Every November heralds a period of depression for me. Like clockwork, I plunge into the unhealthy cycle of I-wish-I-had, and if-only-I. It seems weird to anyone that I dare confess to that I might be grieving hard 7 years later. I should be facing this with the stoic hardness of being Kenyan and having faced enough life to know that crap happens and life moves on.
No, I am more afraid that in accepting my brother’s death, then I have to face the finality. Then I might have to face other facts, such as the fact that our relationship failed more than it succeeded. The brother who stole me away after school without my mum’s knowledge to buy me ice cream at Blue Room, then talked me through the boys-are-not-good routine, taught me that I could be the best I wanted to be if I dared try, then frowned when I turned 19 and smiled coyly at the preacher’s son. The last thing I said to this brother of mine, at the village in Kanyariri, when I met him at Uncle’s Kaiyafa fence, and had nothing to say to him then was, “Ya!” To which he replied with a dark nod before disappearing into the muddy street that led out to the cruel world.

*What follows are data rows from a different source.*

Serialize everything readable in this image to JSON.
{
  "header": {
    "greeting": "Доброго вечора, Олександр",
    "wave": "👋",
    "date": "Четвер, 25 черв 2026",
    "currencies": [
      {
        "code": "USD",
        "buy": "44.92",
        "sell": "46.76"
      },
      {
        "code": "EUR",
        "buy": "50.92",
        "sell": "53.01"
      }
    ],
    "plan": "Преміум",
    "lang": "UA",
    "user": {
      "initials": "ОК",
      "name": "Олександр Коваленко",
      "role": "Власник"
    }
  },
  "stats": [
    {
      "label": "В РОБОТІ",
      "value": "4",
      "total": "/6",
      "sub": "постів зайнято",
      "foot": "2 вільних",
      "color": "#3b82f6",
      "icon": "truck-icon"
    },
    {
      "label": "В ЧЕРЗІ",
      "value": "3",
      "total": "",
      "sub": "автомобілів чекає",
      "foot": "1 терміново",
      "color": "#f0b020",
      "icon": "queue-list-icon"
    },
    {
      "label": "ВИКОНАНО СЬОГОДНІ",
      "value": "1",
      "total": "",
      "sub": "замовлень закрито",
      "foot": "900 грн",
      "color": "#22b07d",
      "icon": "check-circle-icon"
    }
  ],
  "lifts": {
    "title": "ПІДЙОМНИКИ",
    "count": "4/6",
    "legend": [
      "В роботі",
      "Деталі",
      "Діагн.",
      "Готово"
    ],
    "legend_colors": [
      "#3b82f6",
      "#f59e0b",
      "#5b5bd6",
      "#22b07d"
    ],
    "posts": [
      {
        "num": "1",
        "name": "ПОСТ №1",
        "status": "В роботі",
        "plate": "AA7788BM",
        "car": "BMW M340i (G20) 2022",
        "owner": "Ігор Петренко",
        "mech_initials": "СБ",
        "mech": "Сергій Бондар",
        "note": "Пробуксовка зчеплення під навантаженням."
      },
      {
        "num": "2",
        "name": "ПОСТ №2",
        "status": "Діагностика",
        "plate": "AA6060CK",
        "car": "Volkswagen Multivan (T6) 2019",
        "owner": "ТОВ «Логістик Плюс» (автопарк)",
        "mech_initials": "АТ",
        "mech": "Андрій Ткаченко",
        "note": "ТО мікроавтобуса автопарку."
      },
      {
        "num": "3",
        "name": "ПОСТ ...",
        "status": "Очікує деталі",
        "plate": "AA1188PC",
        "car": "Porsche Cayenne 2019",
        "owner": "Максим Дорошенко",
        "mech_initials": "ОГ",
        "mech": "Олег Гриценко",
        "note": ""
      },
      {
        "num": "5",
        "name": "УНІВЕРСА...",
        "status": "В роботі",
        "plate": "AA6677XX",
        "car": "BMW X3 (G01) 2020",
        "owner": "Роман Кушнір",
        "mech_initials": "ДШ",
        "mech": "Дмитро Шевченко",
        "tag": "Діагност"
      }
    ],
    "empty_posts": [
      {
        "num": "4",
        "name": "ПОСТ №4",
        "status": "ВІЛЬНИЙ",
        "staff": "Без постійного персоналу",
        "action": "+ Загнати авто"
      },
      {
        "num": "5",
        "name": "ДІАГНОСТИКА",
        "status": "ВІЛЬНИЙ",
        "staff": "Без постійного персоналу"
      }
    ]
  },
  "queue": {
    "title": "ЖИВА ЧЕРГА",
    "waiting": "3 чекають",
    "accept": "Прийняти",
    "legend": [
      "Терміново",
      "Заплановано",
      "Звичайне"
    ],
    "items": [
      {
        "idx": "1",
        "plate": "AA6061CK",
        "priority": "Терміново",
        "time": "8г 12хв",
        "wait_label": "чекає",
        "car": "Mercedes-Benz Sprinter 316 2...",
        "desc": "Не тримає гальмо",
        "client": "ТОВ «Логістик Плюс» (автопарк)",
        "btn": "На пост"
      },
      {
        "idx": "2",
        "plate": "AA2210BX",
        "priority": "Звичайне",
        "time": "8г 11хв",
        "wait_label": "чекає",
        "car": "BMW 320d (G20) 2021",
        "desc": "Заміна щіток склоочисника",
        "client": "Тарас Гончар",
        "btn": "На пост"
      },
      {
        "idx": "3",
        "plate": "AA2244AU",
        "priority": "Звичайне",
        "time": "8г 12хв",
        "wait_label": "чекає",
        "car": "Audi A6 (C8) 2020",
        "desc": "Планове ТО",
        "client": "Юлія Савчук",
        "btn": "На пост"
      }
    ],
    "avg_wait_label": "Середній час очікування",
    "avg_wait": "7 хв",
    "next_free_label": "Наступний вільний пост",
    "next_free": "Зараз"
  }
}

A few days ago I stood at the point where I had said the flippant ‘ya’. The fence that was has been pulled down and replaced with another, of euphorbia, and reinforced with wire mesh. Since then, a little cousin had her first baby, another went off to the US, two others followed, someone else graduated, and I, I found the career of my dreams, as a writer, a paid writer.
I still haven’t come to terms with my loss. But it is time.
They say an infected wound cannot heal until the pus and infected blood is cleaned out. The procedure is painful. I’ll need my pain meds.